In the entries below, how many lines hold the string "Information"? Give only the number.

-- Exercise input follows --

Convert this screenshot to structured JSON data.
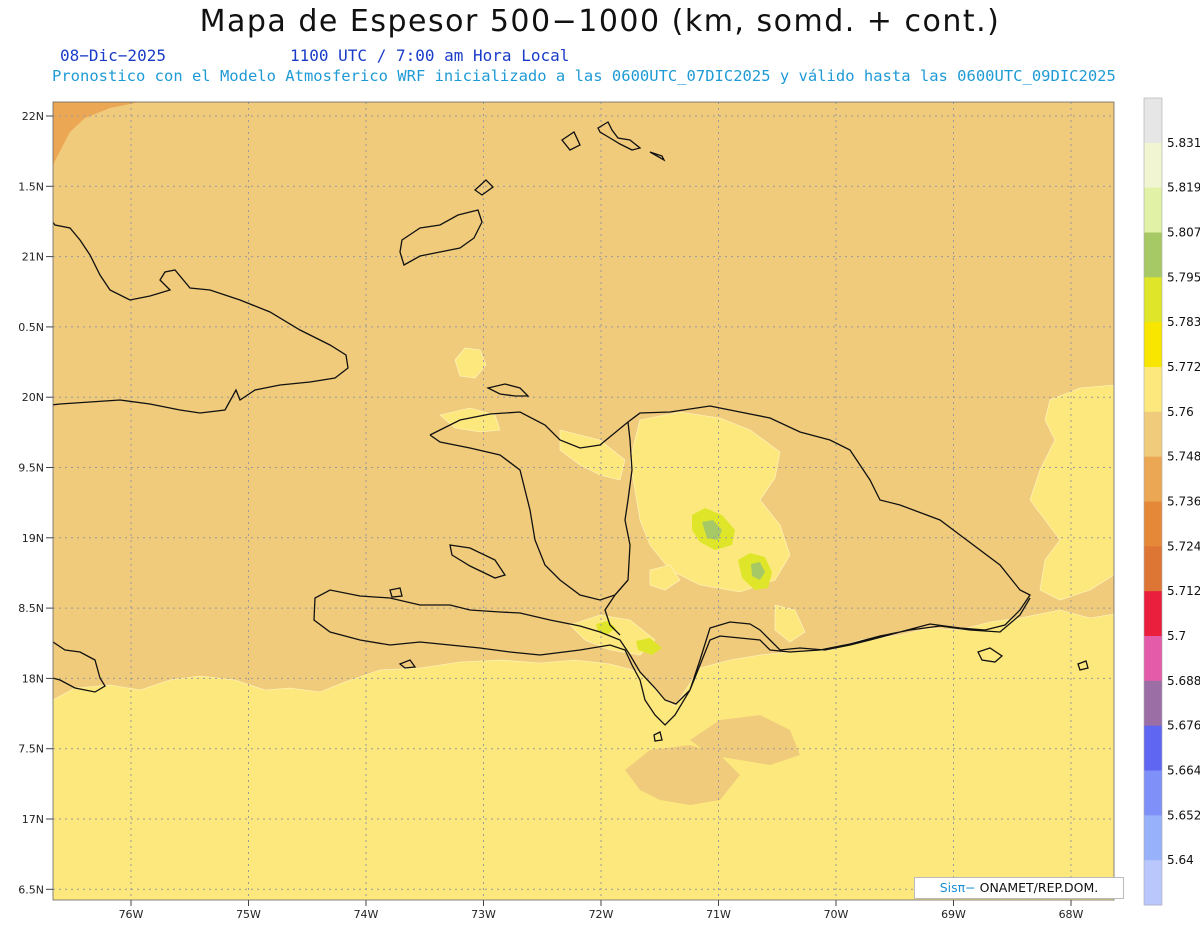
{
  "title": "Mapa de Espesor 500−1000 (km, somd. + cont.)",
  "date": "08−Dic−2025",
  "time": "1100 UTC / 7:00 am Hora Local",
  "subtitle": "Pronostico con el Modelo Atmosferico WRF inicializado a las 0600UTC_07DIC2025 y válido hasta las  0600UTC_09DIC2025",
  "credit": {
    "brand": "Sisπ−",
    "text": " ONAMET/REP.DOM."
  },
  "lat_ticks": [
    "22N",
    "1.5N",
    "21N",
    "0.5N",
    "20N",
    "9.5N",
    "19N",
    "8.5N",
    "18N",
    "7.5N",
    "17N",
    "6.5N"
  ],
  "lon_ticks": [
    "76W",
    "75W",
    "74W",
    "73W",
    "72W",
    "71W",
    "70W",
    "69W",
    "68W"
  ],
  "colorbar": {
    "labels": [
      "5.831",
      "5.819",
      "5.807",
      "5.795",
      "5.783",
      "5.772",
      "5.76",
      "5.748",
      "5.736",
      "5.724",
      "5.712",
      "5.7",
      "5.688",
      "5.676",
      "5.664",
      "5.652",
      "5.64"
    ],
    "colors": [
      "#e6e6e6",
      "#f1f5d2",
      "#e1f2a6",
      "#a7c965",
      "#dfe62a",
      "#f8e600",
      "#fde87e",
      "#f0cb7c",
      "#eca754",
      "#e58838",
      "#dd7535",
      "#ea1f3d",
      "#e35ba9",
      "#9b6ea6",
      "#5f66f2",
      "#7f90f9",
      "#97b1fb",
      "#b9c7fc"
    ]
  },
  "field_colors": {
    "base": "#f0cb7c",
    "higher": "#fde87e",
    "peak": "#dfe62a",
    "core": "#a7c965",
    "lower": "#eca754"
  }
}
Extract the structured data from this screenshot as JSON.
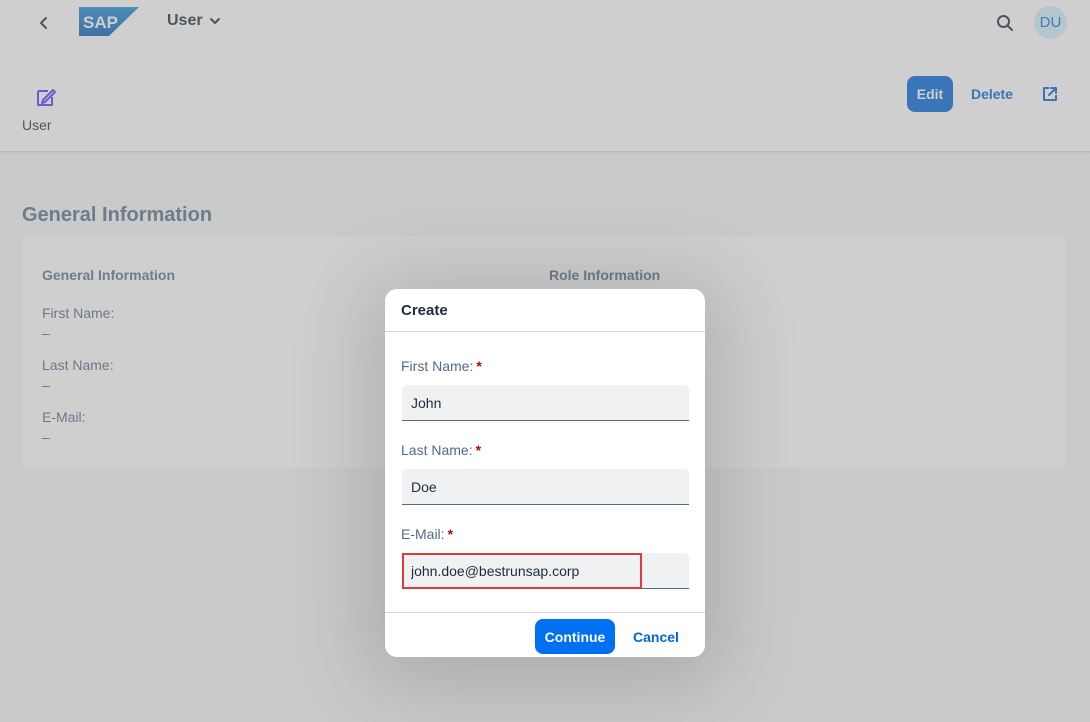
{
  "shell": {
    "logo_text": "SAP",
    "app_title": "User",
    "avatar_initials": "DU"
  },
  "object_header": {
    "title": "User",
    "edit_label": "Edit",
    "delete_label": "Delete"
  },
  "content": {
    "section_title": "General Information",
    "card": {
      "general_heading": "General Information",
      "role_heading": "Role Information",
      "fields": [
        {
          "label": "First Name:",
          "value": "–"
        },
        {
          "label": "Last Name:",
          "value": "–"
        },
        {
          "label": "E-Mail:",
          "value": "–"
        }
      ]
    }
  },
  "dialog": {
    "title": "Create",
    "fields": [
      {
        "label": "First Name:",
        "required": "*",
        "value": "John"
      },
      {
        "label": "Last Name:",
        "required": "*",
        "value": "Doe"
      },
      {
        "label": "E-Mail:",
        "required": "*",
        "value": "john.doe@bestrunsap.corp"
      }
    ],
    "continue_label": "Continue",
    "cancel_label": "Cancel"
  },
  "colors": {
    "brand_blue": "#0070f2",
    "link_blue": "#0064d9",
    "highlight_red": "#e03a3a",
    "required_red": "#aa0808"
  },
  "icons": [
    "back-icon",
    "sap-logo",
    "chevron-down-icon",
    "search-icon",
    "edit-object-icon",
    "share-icon"
  ]
}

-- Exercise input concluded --

Answer for this exercise: 3